BEGIN
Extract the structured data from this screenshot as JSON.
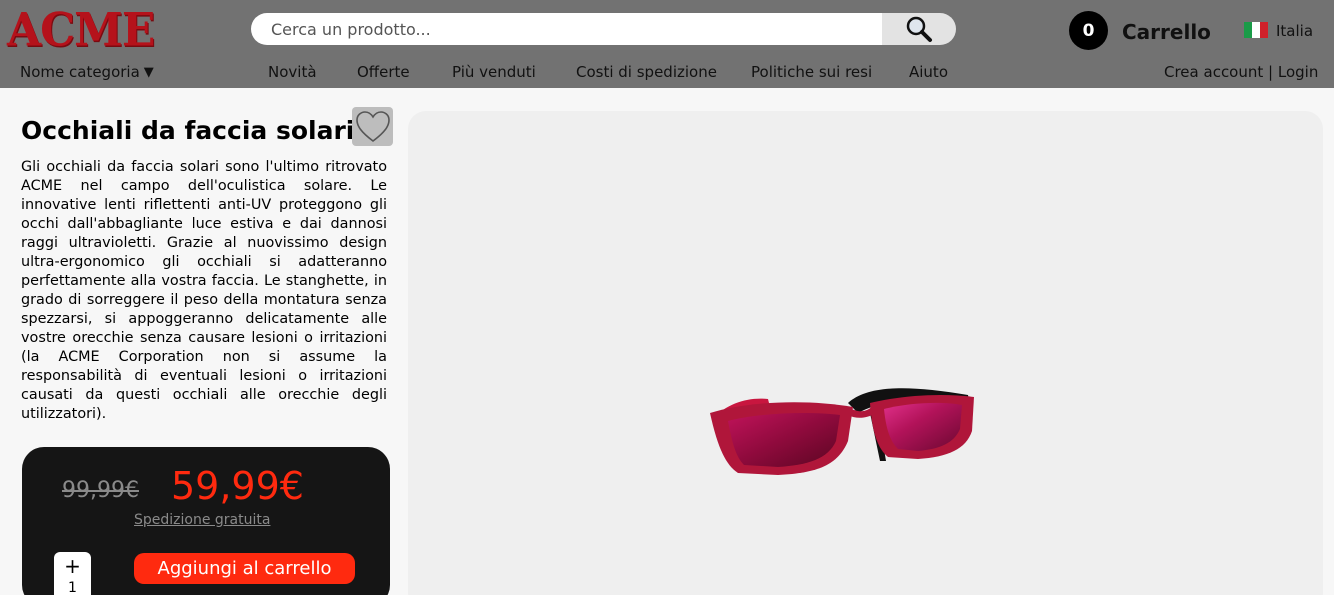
{
  "header": {
    "logo": "ACME",
    "category": "Nome categoria",
    "search_placeholder": "Cerca un prodotto...",
    "nav": [
      "Novità",
      "Offerte",
      "Più venduti",
      "Costi di spedizione",
      "Politiche sui resi",
      "Aiuto"
    ],
    "cart_count": "0",
    "cart_label": "Carrello",
    "language": "Italia",
    "create_account": "Crea account",
    "separator": "|",
    "login": "Login"
  },
  "product": {
    "title": "Occhiali da faccia solari",
    "description": "Gli occhiali da faccia solari sono l'ultimo ritrovato ACME nel campo dell'oculistica solare. Le innovative lenti riflettenti anti-UV proteggono gli occhi dall'abbagliante luce estiva e dai dannosi raggi ultravioletti. Grazie al nuovissimo design ultra-ergonomico gli occhiali si adatteranno perfettamente alla vostra faccia. Le stanghette, in grado di sorreggere il peso della montatura senza spezzarsi, si appoggeranno delicatamente alle vostre orecchie senza causare lesioni o irritazioni (la ACME Corporation non si assume la responsabilità di eventuali lesioni o irritazioni causati da questi occhiali alle orecchie degli utilizzatori).",
    "old_price": "99,99€",
    "price": "59,99€",
    "shipping": "Spedizione gratuita",
    "quantity_plus": "+",
    "quantity": "1",
    "add_to_cart": "Aggiungi al carrello"
  },
  "colors": {
    "header_bg": "#727272",
    "logo": "#b5121b",
    "accent": "#ff2a0f",
    "panel": "#151515",
    "frame": "#b0163a"
  },
  "icons": {
    "search": "magnifier-icon",
    "wishlist": "heart-outline-icon",
    "flag": "italy-flag-icon"
  }
}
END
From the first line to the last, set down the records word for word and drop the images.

→ Answer box:
Extract the structured data from this screenshot as JSON.
{
  "header": {
    "logo": "ACME",
    "category": "Nome categoria",
    "search_placeholder": "Cerca un prodotto...",
    "nav": [
      "Novità",
      "Offerte",
      "Più venduti",
      "Costi di spedizione",
      "Politiche sui resi",
      "Aiuto"
    ],
    "cart_count": "0",
    "cart_label": "Carrello",
    "language": "Italia",
    "create_account": "Crea account",
    "separator": "|",
    "login": "Login"
  },
  "product": {
    "title": "Occhiali da faccia solari",
    "description": "Gli occhiali da faccia solari sono l'ultimo ritrovato ACME nel campo dell'oculistica solare. Le innovative lenti riflettenti anti-UV proteggono gli occhi dall'abbagliante luce estiva e dai dannosi raggi ultravioletti. Grazie al nuovissimo design ultra-ergonomico gli occhiali si adatteranno perfettamente alla vostra faccia. Le stanghette, in grado di sorreggere il peso della montatura senza spezzarsi, si appoggeranno delicatamente alle vostre orecchie senza causare lesioni o irritazioni (la ACME Corporation non si assume la responsabilità di eventuali lesioni o irritazioni causati da questi occhiali alle orecchie degli utilizzatori).",
    "old_price": "99,99€",
    "price": "59,99€",
    "shipping": "Spedizione gratuita",
    "quantity_plus": "+",
    "quantity": "1",
    "add_to_cart": "Aggiungi al carrello"
  },
  "colors": {
    "header_bg": "#727272",
    "logo": "#b5121b",
    "accent": "#ff2a0f",
    "panel": "#151515",
    "frame": "#b0163a"
  },
  "icons": {
    "search": "magnifier-icon",
    "wishlist": "heart-outline-icon",
    "flag": "italy-flag-icon"
  }
}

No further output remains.